For this exercise, copy each line of the records that contains the word "JSON".

* **Supplied entries**
_____

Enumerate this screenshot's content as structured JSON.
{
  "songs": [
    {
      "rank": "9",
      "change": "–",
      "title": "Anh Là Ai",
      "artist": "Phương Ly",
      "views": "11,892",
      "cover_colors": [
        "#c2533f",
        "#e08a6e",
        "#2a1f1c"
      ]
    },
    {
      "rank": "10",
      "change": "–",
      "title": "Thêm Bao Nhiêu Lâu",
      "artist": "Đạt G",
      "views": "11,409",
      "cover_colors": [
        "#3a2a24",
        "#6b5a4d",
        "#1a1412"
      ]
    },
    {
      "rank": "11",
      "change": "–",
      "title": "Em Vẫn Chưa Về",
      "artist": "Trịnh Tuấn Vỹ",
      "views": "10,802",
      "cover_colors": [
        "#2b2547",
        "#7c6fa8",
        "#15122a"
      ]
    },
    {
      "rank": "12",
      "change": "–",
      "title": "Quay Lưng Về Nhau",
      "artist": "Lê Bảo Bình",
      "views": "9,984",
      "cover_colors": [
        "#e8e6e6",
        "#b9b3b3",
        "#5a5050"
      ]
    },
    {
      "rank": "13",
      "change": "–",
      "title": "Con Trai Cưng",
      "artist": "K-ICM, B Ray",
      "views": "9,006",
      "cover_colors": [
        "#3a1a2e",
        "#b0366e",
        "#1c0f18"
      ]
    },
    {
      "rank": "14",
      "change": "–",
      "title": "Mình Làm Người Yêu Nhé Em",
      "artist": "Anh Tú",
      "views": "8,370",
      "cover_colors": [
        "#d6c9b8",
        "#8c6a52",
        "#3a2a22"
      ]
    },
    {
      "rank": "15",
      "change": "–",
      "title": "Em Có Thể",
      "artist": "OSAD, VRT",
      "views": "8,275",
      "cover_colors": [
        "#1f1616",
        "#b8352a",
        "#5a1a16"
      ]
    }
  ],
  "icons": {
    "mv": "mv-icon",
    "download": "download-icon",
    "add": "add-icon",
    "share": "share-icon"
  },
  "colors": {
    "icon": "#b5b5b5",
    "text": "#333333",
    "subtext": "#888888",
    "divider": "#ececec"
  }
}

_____

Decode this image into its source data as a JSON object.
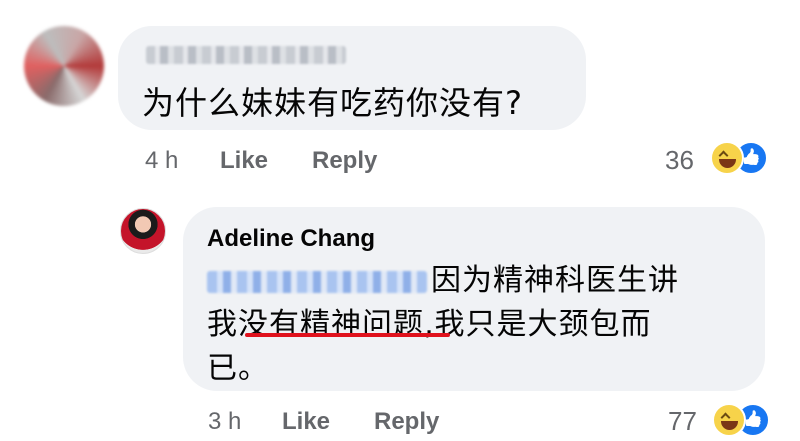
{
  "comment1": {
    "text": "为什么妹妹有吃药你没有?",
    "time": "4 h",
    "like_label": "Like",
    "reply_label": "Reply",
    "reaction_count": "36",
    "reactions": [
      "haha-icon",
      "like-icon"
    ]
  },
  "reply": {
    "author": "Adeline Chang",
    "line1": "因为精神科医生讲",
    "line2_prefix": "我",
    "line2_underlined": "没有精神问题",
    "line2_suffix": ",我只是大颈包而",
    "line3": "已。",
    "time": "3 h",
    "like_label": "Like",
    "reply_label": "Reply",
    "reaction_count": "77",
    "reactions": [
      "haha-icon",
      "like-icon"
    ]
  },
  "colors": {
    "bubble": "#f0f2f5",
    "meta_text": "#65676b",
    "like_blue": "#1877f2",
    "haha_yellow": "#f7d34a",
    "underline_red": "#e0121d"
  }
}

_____

* **Output of the exercise**
Enumerate this screenshot's content as structured JSON.
Decode this image into its source data as a JSON object.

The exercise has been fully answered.